This was my second worst Dash pace ever. The only time I was slower was the first year I started running. It is frustrating to look at my race log and see pace regression. I just have to keep reminding myself that I took a huge break from running last fall and that I am focusing on getting my distance up for Eugene in six weeks. My next race time will be faster. Guaranteed.*

* offer not valid on half-marathons

Tuesday, March 10, 2009

Weekend Update

Most of the weekend was spent with my head in the textbooks (am I done yet?) but I did manage to squeeze in a little fun too.

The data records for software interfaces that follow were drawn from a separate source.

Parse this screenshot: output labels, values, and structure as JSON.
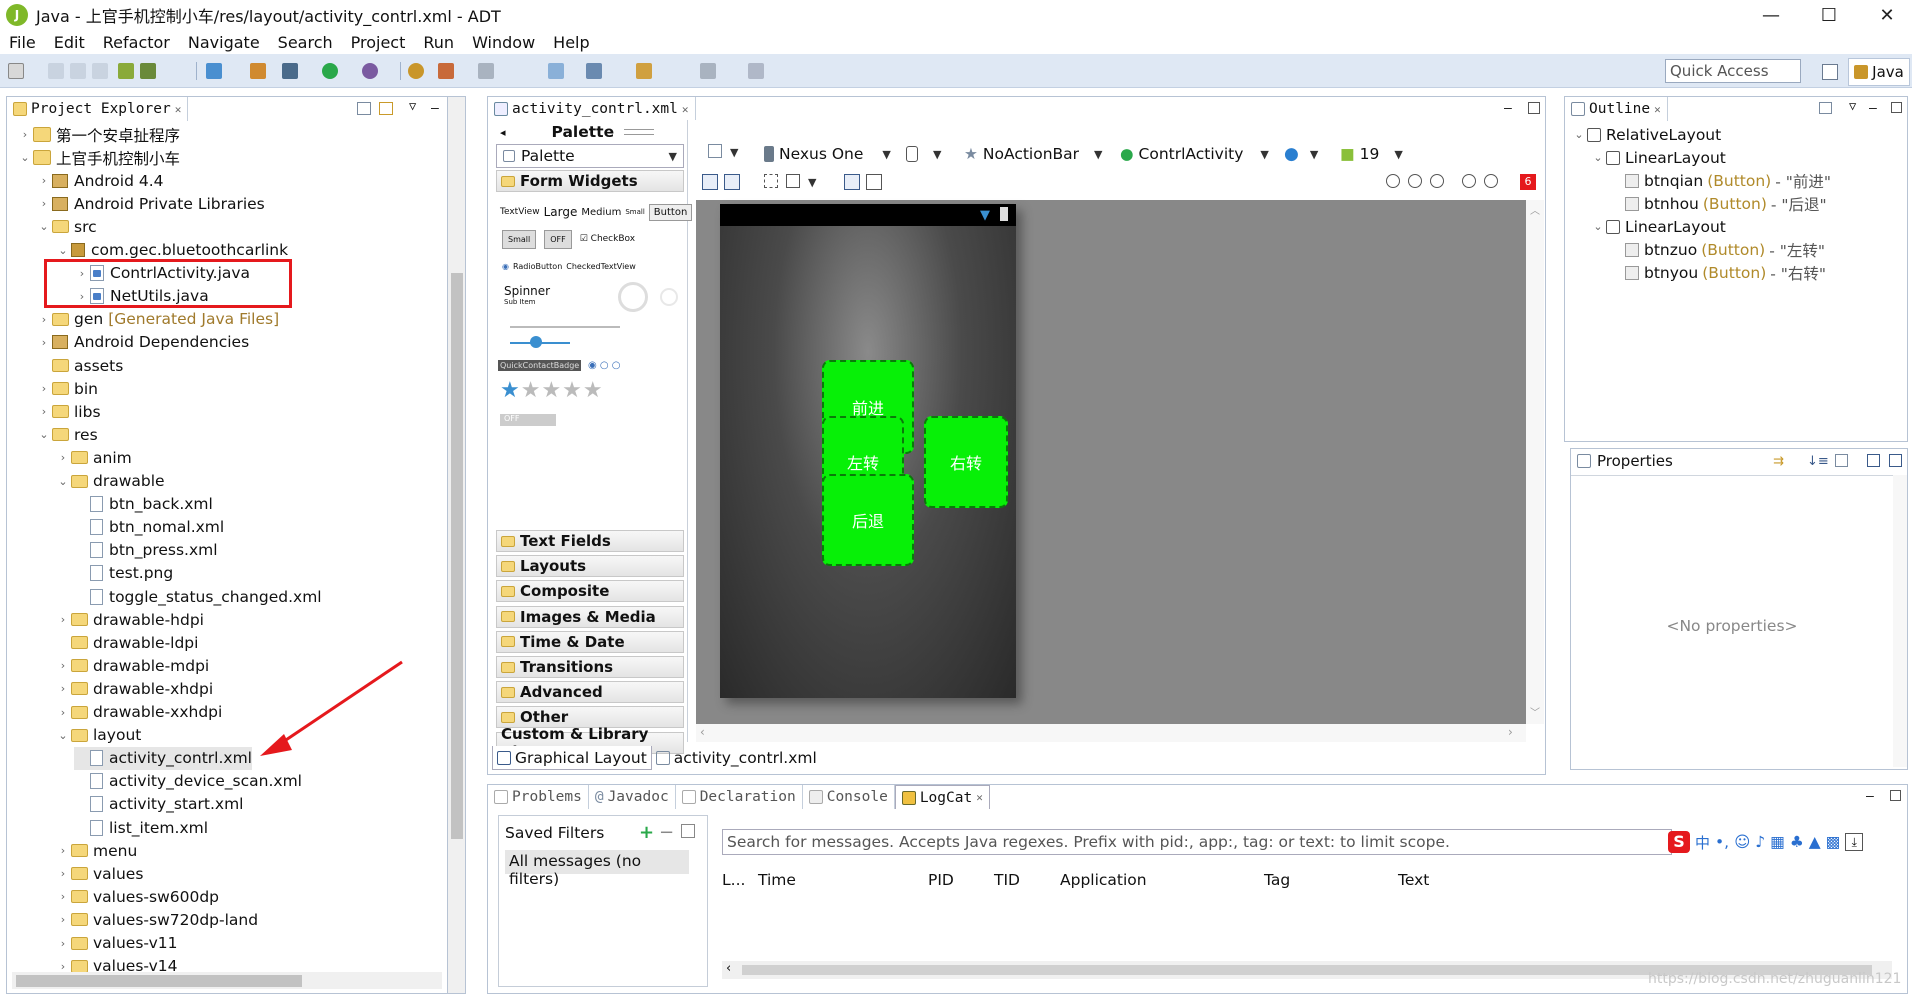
{
  "window": {
    "title": "Java - 上官手机控制小车/res/layout/activity_contrl.xml - ADT",
    "min": "—",
    "max": "☐",
    "close": "✕"
  },
  "menu": [
    "File",
    "Edit",
    "Refactor",
    "Navigate",
    "Search",
    "Project",
    "Run",
    "Window",
    "Help"
  ],
  "quick_access": {
    "placeholder": "Quick Access"
  },
  "perspective": {
    "label": "Java"
  },
  "project_explorer": {
    "tab": "Project Explorer",
    "items": [
      {
        "label": "第一个安卓扯程序",
        "indent": 1,
        "arrow": "›",
        "icon": "proj"
      },
      {
        "label": "上官手机控制小车",
        "indent": 1,
        "arrow": "⌄",
        "icon": "proj"
      },
      {
        "label": "Android 4.4",
        "indent": 2,
        "arrow": "›",
        "icon": "lib"
      },
      {
        "label": "Android Private Libraries",
        "indent": 2,
        "arrow": "›",
        "icon": "lib"
      },
      {
        "label": "src",
        "indent": 2,
        "arrow": "⌄",
        "icon": "fold"
      },
      {
        "label": "com.gec.bluetoothcarlink",
        "indent": 3,
        "arrow": "⌄",
        "icon": "pkg"
      },
      {
        "label": "ContrlActivity.java",
        "indent": 4,
        "arrow": "›",
        "icon": "jfile"
      },
      {
        "label": "NetUtils.java",
        "indent": 4,
        "arrow": "›",
        "icon": "jfile"
      },
      {
        "label": "gen",
        "suffix": "[Generated Java Files]",
        "indent": 2,
        "arrow": "›",
        "icon": "fold"
      },
      {
        "label": "Android Dependencies",
        "indent": 2,
        "arrow": "›",
        "icon": "lib"
      },
      {
        "label": "assets",
        "indent": 2,
        "arrow": "",
        "icon": "fold"
      },
      {
        "label": "bin",
        "indent": 2,
        "arrow": "›",
        "icon": "fold"
      },
      {
        "label": "libs",
        "indent": 2,
        "arrow": "›",
        "icon": "fold"
      },
      {
        "label": "res",
        "indent": 2,
        "arrow": "⌄",
        "icon": "fold"
      },
      {
        "label": "anim",
        "indent": 3,
        "arrow": "›",
        "icon": "fold"
      },
      {
        "label": "drawable",
        "indent": 3,
        "arrow": "⌄",
        "icon": "fold"
      },
      {
        "label": "btn_back.xml",
        "indent": 4,
        "arrow": "",
        "icon": "file"
      },
      {
        "label": "btn_nomal.xml",
        "indent": 4,
        "arrow": "",
        "icon": "file"
      },
      {
        "label": "btn_press.xml",
        "indent": 4,
        "arrow": "",
        "icon": "file"
      },
      {
        "label": "test.png",
        "indent": 4,
        "arrow": "",
        "icon": "file"
      },
      {
        "label": "toggle_status_changed.xml",
        "indent": 4,
        "arrow": "",
        "icon": "file"
      },
      {
        "label": "drawable-hdpi",
        "indent": 3,
        "arrow": "›",
        "icon": "fold"
      },
      {
        "label": "drawable-ldpi",
        "indent": 3,
        "arrow": "",
        "icon": "fold"
      },
      {
        "label": "drawable-mdpi",
        "indent": 3,
        "arrow": "›",
        "icon": "fold"
      },
      {
        "label": "drawable-xhdpi",
        "indent": 3,
        "arrow": "›",
        "icon": "fold"
      },
      {
        "label": "drawable-xxhdpi",
        "indent": 3,
        "arrow": "›",
        "icon": "fold"
      },
      {
        "label": "layout",
        "indent": 3,
        "arrow": "⌄",
        "icon": "fold"
      },
      {
        "label": "activity_contrl.xml",
        "indent": 4,
        "arrow": "",
        "icon": "file",
        "selected": true
      },
      {
        "label": "activity_device_scan.xml",
        "indent": 4,
        "arrow": "",
        "icon": "file"
      },
      {
        "label": "activity_start.xml",
        "indent": 4,
        "arrow": "",
        "icon": "file"
      },
      {
        "label": "list_item.xml",
        "indent": 4,
        "arrow": "",
        "icon": "file"
      },
      {
        "label": "menu",
        "indent": 3,
        "arrow": "›",
        "icon": "fold"
      },
      {
        "label": "values",
        "indent": 3,
        "arrow": "›",
        "icon": "fold"
      },
      {
        "label": "values-sw600dp",
        "indent": 3,
        "arrow": "›",
        "icon": "fold"
      },
      {
        "label": "values-sw720dp-land",
        "indent": 3,
        "arrow": "›",
        "icon": "fold"
      },
      {
        "label": "values-v11",
        "indent": 3,
        "arrow": "›",
        "icon": "fold"
      },
      {
        "label": "values-v14",
        "indent": 3,
        "arrow": "›",
        "icon": "fold"
      }
    ]
  },
  "editor": {
    "tab": "activity_contrl.xml",
    "palette_title": "Palette",
    "palette_dropdown": "Palette",
    "form_widgets": "Form Widgets",
    "widget_textview": "TextView",
    "widget_large": "Large",
    "widget_medium": "Medium",
    "widget_small": "Small",
    "widget_button": "Button",
    "widget_smallbtn": "Small",
    "widget_off": "OFF",
    "widget_checkbox": "CheckBox",
    "widget_radio": "RadioButton",
    "widget_checkedtv": "CheckedTextView",
    "widget_spinner": "Spinner",
    "widget_subitem": "Sub Item",
    "widget_badge": "QuickContactBadge",
    "widget_switch_off": "OFF",
    "sections": [
      "Text Fields",
      "Layouts",
      "Composite",
      "Images & Media",
      "Time & Date",
      "Transitions",
      "Advanced",
      "Other",
      "Custom & Library Views"
    ],
    "device": "Nexus One",
    "theme": "NoActionBar",
    "activity": "ContrlActivity",
    "api": "19",
    "error_count": "6",
    "buttons": {
      "forward": "前进",
      "left": "左转",
      "right": "右转",
      "back": "后退"
    },
    "bottom_tabs": [
      "Graphical Layout",
      "activity_contrl.xml"
    ]
  },
  "outline": {
    "tab": "Outline",
    "items": [
      {
        "label": "RelativeLayout",
        "indent": 0,
        "arrow": "⌄"
      },
      {
        "label": "LinearLayout",
        "indent": 1,
        "arrow": "⌄"
      },
      {
        "label": "btnqian",
        "type": "(Button)",
        "text": "- \"前进\"",
        "indent": 2,
        "arrow": ""
      },
      {
        "label": "btnhou",
        "type": "(Button)",
        "text": "- \"后退\"",
        "indent": 2,
        "arrow": ""
      },
      {
        "label": "LinearLayout",
        "indent": 1,
        "arrow": "⌄"
      },
      {
        "label": "btnzuo",
        "type": "(Button)",
        "text": "- \"左转\"",
        "indent": 2,
        "arrow": ""
      },
      {
        "label": "btnyou",
        "type": "(Button)",
        "text": "- \"右转\"",
        "indent": 2,
        "arrow": ""
      }
    ]
  },
  "properties": {
    "tab": "Properties",
    "empty": "<No properties>"
  },
  "bottom": {
    "tabs": [
      "Problems",
      "Javadoc",
      "Declaration",
      "Console",
      "LogCat"
    ],
    "saved_filters": "Saved Filters",
    "all_messages": "All messages (no filters)",
    "search_placeholder": "Search for messages. Accepts Java regexes. Prefix with pid:, app:, tag: or text: to limit scope.",
    "columns": [
      "L...",
      "Time",
      "PID",
      "TID",
      "Application",
      "Tag",
      "Text"
    ],
    "ime_label": "中"
  },
  "watermark": "https://blog.csdn.net/zhuguanlin121",
  "colors": {
    "accent_red": "#e5191d",
    "button_green": "#07f007"
  }
}
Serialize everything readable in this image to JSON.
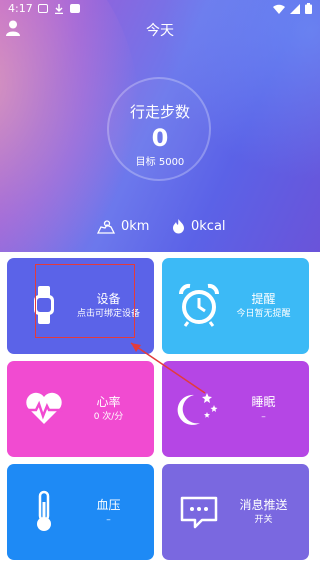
{
  "status": {
    "time": "4:17"
  },
  "header": {
    "title": "今天"
  },
  "summary": {
    "steps_label": "行走步数",
    "steps_value": "0",
    "goal_text": "目标 5000",
    "distance": "0km",
    "calories": "0kcal"
  },
  "tiles": {
    "device": {
      "title": "设备",
      "subtitle": "点击可绑定设备"
    },
    "alert": {
      "title": "提醒",
      "subtitle": "今日暂无提醒"
    },
    "heart": {
      "title": "心率",
      "subtitle": "0 次/分"
    },
    "sleep": {
      "title": "睡眠",
      "subtitle": "–"
    },
    "bp": {
      "title": "血压",
      "subtitle": "–"
    },
    "msg": {
      "title": "消息推送",
      "subtitle": "开关"
    }
  },
  "colors": {
    "device": "#5b63e8",
    "alert": "#3cbaf6",
    "heart": "#f14bd1",
    "sleep": "#b546e5",
    "bp": "#1e8af5",
    "msg": "#7a68e0",
    "annotation": "#e33b3b"
  },
  "icons": {
    "status_left": [
      "photo-icon",
      "download-icon",
      "square-icon"
    ],
    "status_right": [
      "wifi-icon",
      "signal-icon",
      "battery-icon"
    ],
    "tiles": [
      "smartwatch-icon",
      "alarm-clock-icon",
      "heart-rate-icon",
      "moon-stars-icon",
      "thermometer-icon",
      "chat-dots-icon"
    ]
  }
}
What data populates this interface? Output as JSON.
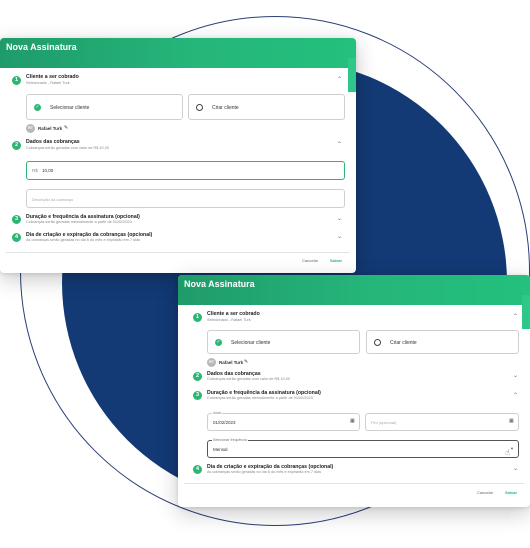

Saturday night Kevin and I went to see our darling ancestor, Lucy, at the Science Center. What a thrill to get to see her. It is crazy to me that we actually got to see this monumentally important piece of evolutionary history in person. 3.18 million years old and a 40 percent intact skeleton. Truly awe inspiring to think of her walking around on the earth and all that has come after her. Afterwards, it was yummy dinner at Roti Cuisine of India ... mmmmm, mango chicken and naan.
Sunday I actually got to sleep in and then we went to Chateau St. Michelle for wine tasting and then another tasty dinner at Saltoro. While I finished up homework, Kevin set up Jackie's kitty condo (with Jackie's help). It comes down at Christmas to make room for the tree and she always gets excited when it is reconstructed. I now have one happy little chicken.